-- EXERCISE GOAL --
Take the whole listing and reproduce it exactly, pictures excepted.

-- DATA SHOWN --
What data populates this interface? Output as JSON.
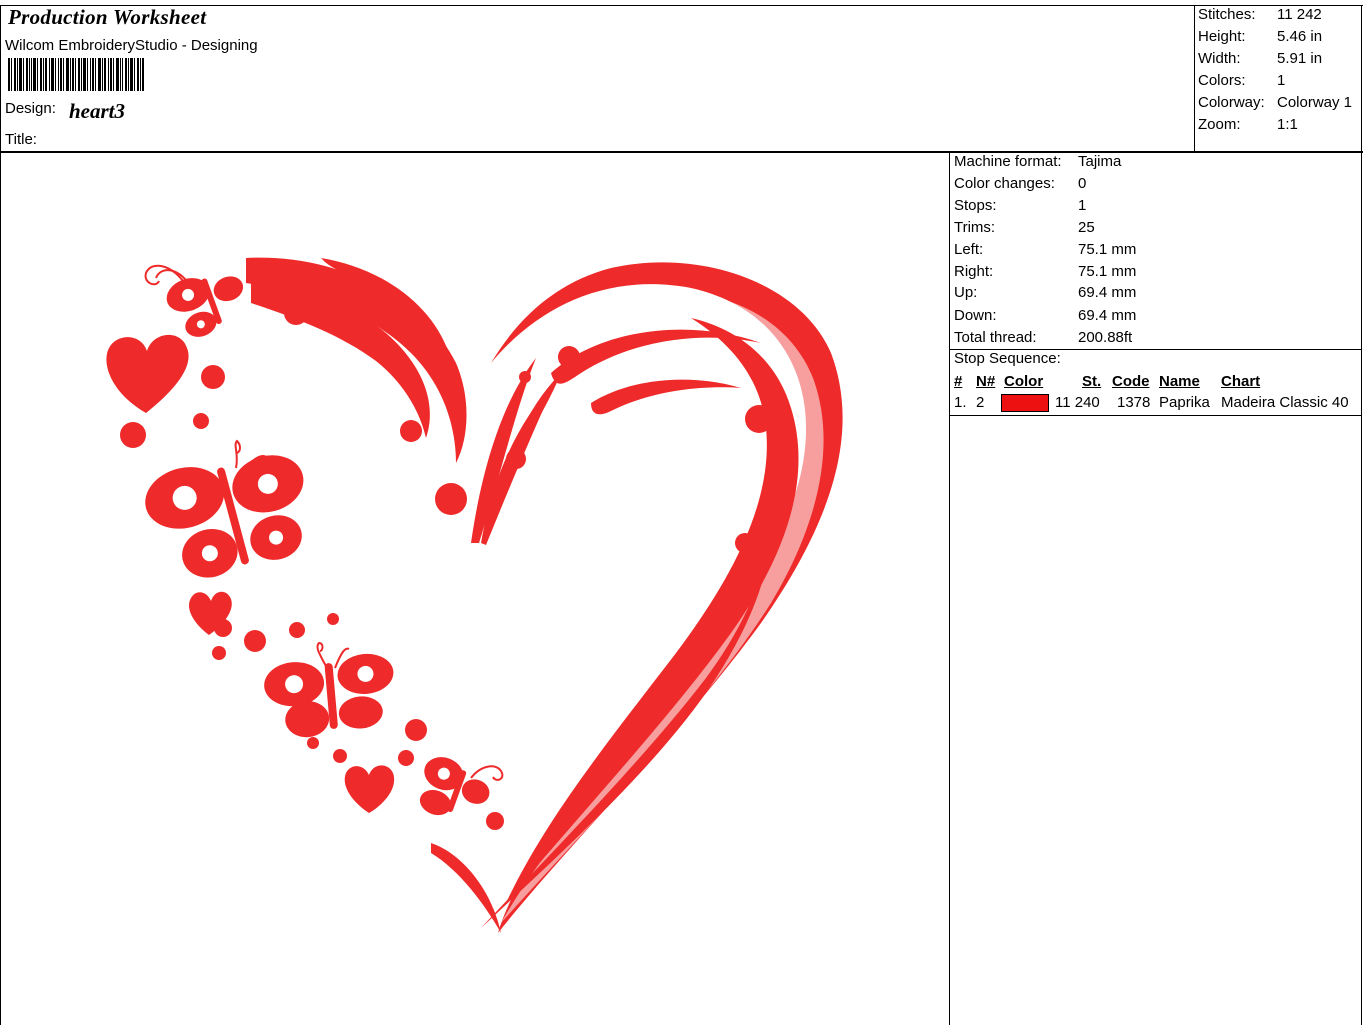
{
  "header": {
    "title": "Production Worksheet",
    "app_name": "Wilcom EmbroideryStudio - Designing",
    "design_label": "Design:",
    "design_value": "heart3",
    "title_label": "Title:"
  },
  "summary": [
    {
      "label": "Stitches:",
      "value": "11 242"
    },
    {
      "label": "Height:",
      "value": "5.46 in"
    },
    {
      "label": "Width:",
      "value": "5.91 in"
    },
    {
      "label": "Colors:",
      "value": "1"
    },
    {
      "label": "Colorway:",
      "value": "Colorway 1"
    },
    {
      "label": "Zoom:",
      "value": "1:1"
    }
  ],
  "machine_info": [
    {
      "label": "Machine format:",
      "value": "Tajima"
    },
    {
      "label": "Color changes:",
      "value": "0"
    },
    {
      "label": "Stops:",
      "value": "1"
    },
    {
      "label": "Trims:",
      "value": "25"
    },
    {
      "label": "Left:",
      "value": "75.1 mm"
    },
    {
      "label": "Right:",
      "value": "75.1 mm"
    },
    {
      "label": "Up:",
      "value": "69.4 mm"
    },
    {
      "label": "Down:",
      "value": "69.4 mm"
    },
    {
      "label": "Total thread:",
      "value": "200.88ft"
    }
  ],
  "stop_sequence": {
    "title": "Stop Sequence:",
    "headers": {
      "num": "#",
      "n": "N#",
      "color": "Color",
      "st": "St.",
      "code": "Code",
      "name": "Name",
      "chart": "Chart"
    },
    "rows": [
      {
        "num": "1.",
        "n": "2",
        "color_hex": "#ee1111",
        "st": "11 240",
        "code": "1378",
        "name": "Paprika",
        "chart": "Madeira Classic 40"
      }
    ]
  },
  "colors": {
    "thread": "#ee2a2a",
    "swatch": "#ee1111"
  }
}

-- REPLY TO THE EXERCISE --
What data populates this interface? Output as JSON.
{
  "header": {
    "title": "Production Worksheet",
    "app_name": "Wilcom EmbroideryStudio - Designing",
    "design_label": "Design:",
    "design_value": "heart3",
    "title_label": "Title:"
  },
  "summary": [
    {
      "label": "Stitches:",
      "value": "11 242"
    },
    {
      "label": "Height:",
      "value": "5.46 in"
    },
    {
      "label": "Width:",
      "value": "5.91 in"
    },
    {
      "label": "Colors:",
      "value": "1"
    },
    {
      "label": "Colorway:",
      "value": "Colorway 1"
    },
    {
      "label": "Zoom:",
      "value": "1:1"
    }
  ],
  "machine_info": [
    {
      "label": "Machine format:",
      "value": "Tajima"
    },
    {
      "label": "Color changes:",
      "value": "0"
    },
    {
      "label": "Stops:",
      "value": "1"
    },
    {
      "label": "Trims:",
      "value": "25"
    },
    {
      "label": "Left:",
      "value": "75.1 mm"
    },
    {
      "label": "Right:",
      "value": "75.1 mm"
    },
    {
      "label": "Up:",
      "value": "69.4 mm"
    },
    {
      "label": "Down:",
      "value": "69.4 mm"
    },
    {
      "label": "Total thread:",
      "value": "200.88ft"
    }
  ],
  "stop_sequence": {
    "title": "Stop Sequence:",
    "headers": {
      "num": "#",
      "n": "N#",
      "color": "Color",
      "st": "St.",
      "code": "Code",
      "name": "Name",
      "chart": "Chart"
    },
    "rows": [
      {
        "num": "1.",
        "n": "2",
        "color_hex": "#ee1111",
        "st": "11 240",
        "code": "1378",
        "name": "Paprika",
        "chart": "Madeira Classic 40"
      }
    ]
  },
  "colors": {
    "thread": "#ee2a2a",
    "swatch": "#ee1111"
  }
}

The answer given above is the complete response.